care for them.”

For the first time, I think, I felt seen in this space – as a woman, as a woman

in corporate life and as a woman who once pre-emptively wrestled with that

choice, but it was not to be.

For what it’s worth, I have and will continue to cheer loudly for any woman

who, if she’s fortunate enough to make the choice, chooses her kids over her

career. Or any dad, for that matter. But with women it’s different because

we’re told that choice is the lesser one and immediately makes us victims of

something. The man? The system? More like victims of other women’s


As an employer, I have encouraged so many of my team over the years that

time with their little ones goes quickly. A career will always be there, I would

say. And I’ve been right, every single time.

One year, about 10 years into the life of my firm, the three mums on my team

(all part-time permanent) all had children starting school in the same year.

That week was hard on my heart, speaking transparently. There was so much

excitement in our team, which I shared. Private pain, which stayed hidden.

But I can tell you, not one of those women lamented their juggle.

They were doing their best and, as their boss, I did my best to be flexible. Not

to tick a box, not to say, “look at our diversity quota”.

It was actually simple. I realised by then motherhood wouldn’t happen for

  1. I knew from being the (self-anointed) world’s best aunty that these first

years are gone, seemingly in the space of a single breath, and the following

years require different demands. I wanted to operate from a place of grace

and richness of spirit rather than from my own sense of having been robbed.

We always get to choose how we respond, even to the shittiest hands that are


Of course, not all women feel an instant rush of maternal connection. My

own mother laughs at the memory of my birth. She was expecting another

boy, but I arrived instead. And not just a little girl but one who looked so

much like her father that Mum exclaimed: “Oh my god, she looks like


Do the women who say “Screw my career, I’m staying home with the kids,

the job will always be there”, do they make the gender ideologues turned

joyless stern headmistresses uncomfortable? Does my own vulnerability here

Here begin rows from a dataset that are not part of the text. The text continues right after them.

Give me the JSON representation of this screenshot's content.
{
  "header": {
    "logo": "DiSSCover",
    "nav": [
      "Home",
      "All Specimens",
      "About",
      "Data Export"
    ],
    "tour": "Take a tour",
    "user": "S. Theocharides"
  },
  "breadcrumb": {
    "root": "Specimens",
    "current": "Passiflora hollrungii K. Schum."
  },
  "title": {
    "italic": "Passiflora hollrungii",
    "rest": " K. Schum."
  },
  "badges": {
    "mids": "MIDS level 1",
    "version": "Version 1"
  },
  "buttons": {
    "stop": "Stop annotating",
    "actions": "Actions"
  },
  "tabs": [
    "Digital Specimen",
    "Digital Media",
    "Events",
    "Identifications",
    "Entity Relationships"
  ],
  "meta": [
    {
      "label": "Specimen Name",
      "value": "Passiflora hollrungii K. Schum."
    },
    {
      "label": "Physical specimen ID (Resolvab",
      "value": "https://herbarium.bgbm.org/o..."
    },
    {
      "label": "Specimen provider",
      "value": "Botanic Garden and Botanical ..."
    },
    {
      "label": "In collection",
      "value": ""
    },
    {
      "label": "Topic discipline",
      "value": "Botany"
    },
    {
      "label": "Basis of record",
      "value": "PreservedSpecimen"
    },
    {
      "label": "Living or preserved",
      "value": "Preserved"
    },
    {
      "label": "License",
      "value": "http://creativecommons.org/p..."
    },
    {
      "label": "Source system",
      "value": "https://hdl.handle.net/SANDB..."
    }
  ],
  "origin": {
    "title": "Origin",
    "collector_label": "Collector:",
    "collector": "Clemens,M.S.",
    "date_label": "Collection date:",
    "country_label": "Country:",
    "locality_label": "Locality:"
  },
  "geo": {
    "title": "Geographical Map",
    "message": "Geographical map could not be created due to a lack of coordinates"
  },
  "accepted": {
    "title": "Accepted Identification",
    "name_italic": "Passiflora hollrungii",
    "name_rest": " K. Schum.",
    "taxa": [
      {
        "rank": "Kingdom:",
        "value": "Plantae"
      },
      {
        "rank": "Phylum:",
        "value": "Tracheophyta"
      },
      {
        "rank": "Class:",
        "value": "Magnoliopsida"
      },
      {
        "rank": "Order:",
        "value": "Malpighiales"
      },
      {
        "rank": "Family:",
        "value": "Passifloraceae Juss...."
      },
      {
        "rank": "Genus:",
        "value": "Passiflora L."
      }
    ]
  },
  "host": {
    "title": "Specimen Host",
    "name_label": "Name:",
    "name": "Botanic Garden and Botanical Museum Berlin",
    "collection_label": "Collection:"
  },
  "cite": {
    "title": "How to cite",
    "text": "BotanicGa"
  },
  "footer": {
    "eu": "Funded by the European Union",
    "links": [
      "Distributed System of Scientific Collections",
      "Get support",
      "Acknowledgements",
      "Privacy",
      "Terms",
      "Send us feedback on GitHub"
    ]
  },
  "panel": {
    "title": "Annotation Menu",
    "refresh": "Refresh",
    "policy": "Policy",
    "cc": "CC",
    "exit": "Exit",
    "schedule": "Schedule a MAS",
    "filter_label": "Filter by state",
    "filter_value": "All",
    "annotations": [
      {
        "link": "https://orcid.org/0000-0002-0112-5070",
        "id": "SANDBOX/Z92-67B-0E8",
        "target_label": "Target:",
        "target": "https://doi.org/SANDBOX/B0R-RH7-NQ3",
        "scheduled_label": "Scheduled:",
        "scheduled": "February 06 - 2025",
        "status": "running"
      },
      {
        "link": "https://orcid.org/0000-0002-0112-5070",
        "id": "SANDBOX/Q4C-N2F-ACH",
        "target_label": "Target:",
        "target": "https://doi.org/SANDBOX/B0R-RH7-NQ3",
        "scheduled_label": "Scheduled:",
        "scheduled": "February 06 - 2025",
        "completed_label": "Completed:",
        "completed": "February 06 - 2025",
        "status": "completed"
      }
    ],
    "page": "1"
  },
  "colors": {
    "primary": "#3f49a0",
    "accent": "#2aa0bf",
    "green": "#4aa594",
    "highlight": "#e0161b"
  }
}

challenge them in a different way? I hope it does. They don’t speak for me;

I’d have given it all up, I said tearfully to my sister-in-law a few years ago in

a moment of sadness.

The national conversation around a woman’s decision to work, or stay home,

or to attempt to do both, is so one-sided. It is myopic and assumes every

mother eventually sees her child as a speed bump or a barrier to other, more

important things.

It cheapens motherhood, assuming that childcare is an equal substitute. Just

whack up enough daycare centres and she’ll be right. Farm your kid out to


To be clear, I’m well aware that for some childcare is a literal necessity and

for others the circumstances of life have not been kind. These are not the

families I’m talking about.

The women with the loudest voices on these issues are, in my view, the least

representative. I would also suggest they live in a bubble. Additionally, the

broader government approach to this issue is betrayed by the language it


The “burden” of childcare: what have we come to when this is the dominant

lexicon? What about the privilege of childcare? What about the joy of

childcare? What have we become when we frame one of life’s greatest

privileges as a burdensome weight that needs to somehow be managed away?

If caring for a child, if being a parent, is such an unholy burden then why do

Australians spend upwards of $750m on fertility treatment every year?

If caring for a child is such an unholy life sentence why do we mourn with

and console women who miscarry? Why do we mourn the death of a child at

all? Yes, two things can exist in tension, but we are so out of whack in this

country when it comes to the values that matter, this is just another


Why do I care if I don’t have children? It’s because I don’t have children that I

care. If my job is to cheer for women who stay home with their own, then

you’ll find me in the front row with the loudest voice.